An ACP member from Maine found herself troubled by a directive from her health care system administration. Based on the advice of an external regulatory body, the administration was asking medical assistants to administer a pain scale to all outpatients. The member and her colleagues felt this made no sense and was detrimental because it reinforced some patients' tendencies to unduly focus on their pain, rather than becoming more active and addressing any underlying psychological issues.
ACP was able to help. By carefully crafting evidence-based policies, the College can influence regulatory agencies and advocate for better patient care.
ACP is governed by a Board of Regents, which is its main policy-making body. The Board of Governors, consisting of leaders elected by individual ACP chapters, advises the Board of Regents and provides an important link to the ACP membership at large. Five councils also provide representation to both boards based on specific membership characteristics: students, residents, and fellows, early-career physicians, international members, and subspecialty societies.
The work done at all levels of the College is guided by standing goals, supplemented each year by specific priority initiatives that can be found online . Goals are developed in a joint planning process by the Board of Regents, the Board of Governors, and senior staff. An additional source of guidance comes from the grassroots members in the form of resolutions developed by 1 or more chapters, which ask the Board of Regents to develop a policy or take some sort of action. Such resolutions are vetted by the Board of Governors and passed on to the Board of Regents for final approval.
Usually, the Board of Regents assigns a resolution to a particular committee either for implementation or for study. It is at the level of committees where College staff and ACP members work together to translate pertinent priority initiatives and assigned resolutions into fleshed-out policy papers and initiatives to take back to the Board of Regents.
To illustrate how ACP can address problems faced by members, consider the Maine Chapter's reaction to required use of a pain scale. The Maine Chapter wrote a resolution titled “Limiting the Use of the Pain Scale to Support a Move Away from Excessive Narcotic Prescribing” and submitted it for consideration at the spring 2015 Board of Governors meeting. It requested that the Board of Regents work toward limiting the use of pain scales in outpatient medicine except in postoperative settings and hospice care and discuss the pain scale issue with The Joint Commission and CMS to encourage them to base chronic noncancer pain treatment on maximizing function.
The resolution was approved by the Board of Governors and passed on to the Board of Regents, which then referred the first clause to the Performance Measurement Committee and the second clause to the Medical Practice & Quality Committee for implementation. The 2 committees worked together and formed a short-term workgroup including members with experience in patient management and the author of the resolution. One of the committee staff then reviewed the relevant literature and found evidence-based support for the resolution.
Letters were drafted, approved by the workgroup, and sent to The Joint Commission and CMS. Depending on the response to the letters, further follow-up with those entities will be pursued. Thus, an idea from an ACP member has been carefully vetted, supported by evidence, and translated into ACP policy that can be help advocate for better patient care.

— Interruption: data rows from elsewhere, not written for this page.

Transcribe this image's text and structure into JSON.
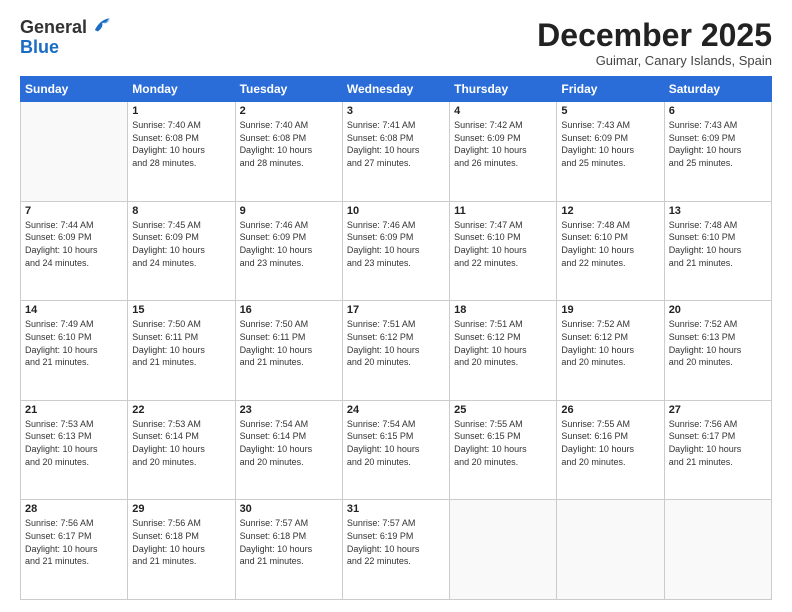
{
  "logo": {
    "general": "General",
    "blue": "Blue"
  },
  "header": {
    "month": "December 2025",
    "location": "Guimar, Canary Islands, Spain"
  },
  "days_of_week": [
    "Sunday",
    "Monday",
    "Tuesday",
    "Wednesday",
    "Thursday",
    "Friday",
    "Saturday"
  ],
  "weeks": [
    [
      {
        "day": "",
        "info": ""
      },
      {
        "day": "1",
        "info": "Sunrise: 7:40 AM\nSunset: 6:08 PM\nDaylight: 10 hours\nand 28 minutes."
      },
      {
        "day": "2",
        "info": "Sunrise: 7:40 AM\nSunset: 6:08 PM\nDaylight: 10 hours\nand 28 minutes."
      },
      {
        "day": "3",
        "info": "Sunrise: 7:41 AM\nSunset: 6:08 PM\nDaylight: 10 hours\nand 27 minutes."
      },
      {
        "day": "4",
        "info": "Sunrise: 7:42 AM\nSunset: 6:09 PM\nDaylight: 10 hours\nand 26 minutes."
      },
      {
        "day": "5",
        "info": "Sunrise: 7:43 AM\nSunset: 6:09 PM\nDaylight: 10 hours\nand 25 minutes."
      },
      {
        "day": "6",
        "info": "Sunrise: 7:43 AM\nSunset: 6:09 PM\nDaylight: 10 hours\nand 25 minutes."
      }
    ],
    [
      {
        "day": "7",
        "info": "Sunrise: 7:44 AM\nSunset: 6:09 PM\nDaylight: 10 hours\nand 24 minutes."
      },
      {
        "day": "8",
        "info": "Sunrise: 7:45 AM\nSunset: 6:09 PM\nDaylight: 10 hours\nand 24 minutes."
      },
      {
        "day": "9",
        "info": "Sunrise: 7:46 AM\nSunset: 6:09 PM\nDaylight: 10 hours\nand 23 minutes."
      },
      {
        "day": "10",
        "info": "Sunrise: 7:46 AM\nSunset: 6:09 PM\nDaylight: 10 hours\nand 23 minutes."
      },
      {
        "day": "11",
        "info": "Sunrise: 7:47 AM\nSunset: 6:10 PM\nDaylight: 10 hours\nand 22 minutes."
      },
      {
        "day": "12",
        "info": "Sunrise: 7:48 AM\nSunset: 6:10 PM\nDaylight: 10 hours\nand 22 minutes."
      },
      {
        "day": "13",
        "info": "Sunrise: 7:48 AM\nSunset: 6:10 PM\nDaylight: 10 hours\nand 21 minutes."
      }
    ],
    [
      {
        "day": "14",
        "info": "Sunrise: 7:49 AM\nSunset: 6:10 PM\nDaylight: 10 hours\nand 21 minutes."
      },
      {
        "day": "15",
        "info": "Sunrise: 7:50 AM\nSunset: 6:11 PM\nDaylight: 10 hours\nand 21 minutes."
      },
      {
        "day": "16",
        "info": "Sunrise: 7:50 AM\nSunset: 6:11 PM\nDaylight: 10 hours\nand 21 minutes."
      },
      {
        "day": "17",
        "info": "Sunrise: 7:51 AM\nSunset: 6:12 PM\nDaylight: 10 hours\nand 20 minutes."
      },
      {
        "day": "18",
        "info": "Sunrise: 7:51 AM\nSunset: 6:12 PM\nDaylight: 10 hours\nand 20 minutes."
      },
      {
        "day": "19",
        "info": "Sunrise: 7:52 AM\nSunset: 6:12 PM\nDaylight: 10 hours\nand 20 minutes."
      },
      {
        "day": "20",
        "info": "Sunrise: 7:52 AM\nSunset: 6:13 PM\nDaylight: 10 hours\nand 20 minutes."
      }
    ],
    [
      {
        "day": "21",
        "info": "Sunrise: 7:53 AM\nSunset: 6:13 PM\nDaylight: 10 hours\nand 20 minutes."
      },
      {
        "day": "22",
        "info": "Sunrise: 7:53 AM\nSunset: 6:14 PM\nDaylight: 10 hours\nand 20 minutes."
      },
      {
        "day": "23",
        "info": "Sunrise: 7:54 AM\nSunset: 6:14 PM\nDaylight: 10 hours\nand 20 minutes."
      },
      {
        "day": "24",
        "info": "Sunrise: 7:54 AM\nSunset: 6:15 PM\nDaylight: 10 hours\nand 20 minutes."
      },
      {
        "day": "25",
        "info": "Sunrise: 7:55 AM\nSunset: 6:15 PM\nDaylight: 10 hours\nand 20 minutes."
      },
      {
        "day": "26",
        "info": "Sunrise: 7:55 AM\nSunset: 6:16 PM\nDaylight: 10 hours\nand 20 minutes."
      },
      {
        "day": "27",
        "info": "Sunrise: 7:56 AM\nSunset: 6:17 PM\nDaylight: 10 hours\nand 21 minutes."
      }
    ],
    [
      {
        "day": "28",
        "info": "Sunrise: 7:56 AM\nSunset: 6:17 PM\nDaylight: 10 hours\nand 21 minutes."
      },
      {
        "day": "29",
        "info": "Sunrise: 7:56 AM\nSunset: 6:18 PM\nDaylight: 10 hours\nand 21 minutes."
      },
      {
        "day": "30",
        "info": "Sunrise: 7:57 AM\nSunset: 6:18 PM\nDaylight: 10 hours\nand 21 minutes."
      },
      {
        "day": "31",
        "info": "Sunrise: 7:57 AM\nSunset: 6:19 PM\nDaylight: 10 hours\nand 22 minutes."
      },
      {
        "day": "",
        "info": ""
      },
      {
        "day": "",
        "info": ""
      },
      {
        "day": "",
        "info": ""
      }
    ]
  ]
}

Resolutions are but a single avenue to policy development. Much of ACP policy is developed on the initiative of the various policy committees. The main committees involved in these efforts are the Health & Public Policy Committee, the Medical Practice & Quality Committee, the Education & Publication Committee, and the Ethics, Professionalism & Human Rights Committee. Each of these committees establishes an annual agenda of policy development work under the guidance of the Board of Regents. Among the many efforts currently underway are influencing the implementation of the Medicare Access and CHIP Reauthorization Act of 2015 (MACRA), advocating for reform of the Maintenance of Certification process, advocating for the College's “Patients Before Paperwork” initiative, stemming the escalating cost of prescription drugs, and revising the College's Ethics Manual.
After reading this “deep dive” into policy development, some may wonder why ACP devotes so much effort to the process. In my view, it assures our credibility and the power of using evidence-based policy in our advocacy. When ACP is asked to take a position on an issue, we don't base our response on the opinion of our President or a vote of the membership. Rather, we look to our policy compendium to see whether we have a previously developed and vetted policy. If no relevant policy is found, we stay silent until such time as we do have Board-approved policy. It is this careful and deliberate approach that adds weight to our recommendations. It enhances the influence of ACP in matters of advocacy.
An important part of my activities this year as Chair of the Board of Regents includes attending committee meetings and getting to look behind the scenes to watch policy, clinical guidelines, and educational products come to fruition. Space limitations preclude covering all of the more than 25 committees and subcommittees here, but ACP's website does describe them all online .
My involvement with committee members and talented staff has greatly increased my appreciation and admiration for their work in enhancing both patient care and the profession. I hope this brief look at some of the less visible work at ACP will give you another reason to value your membership in the College.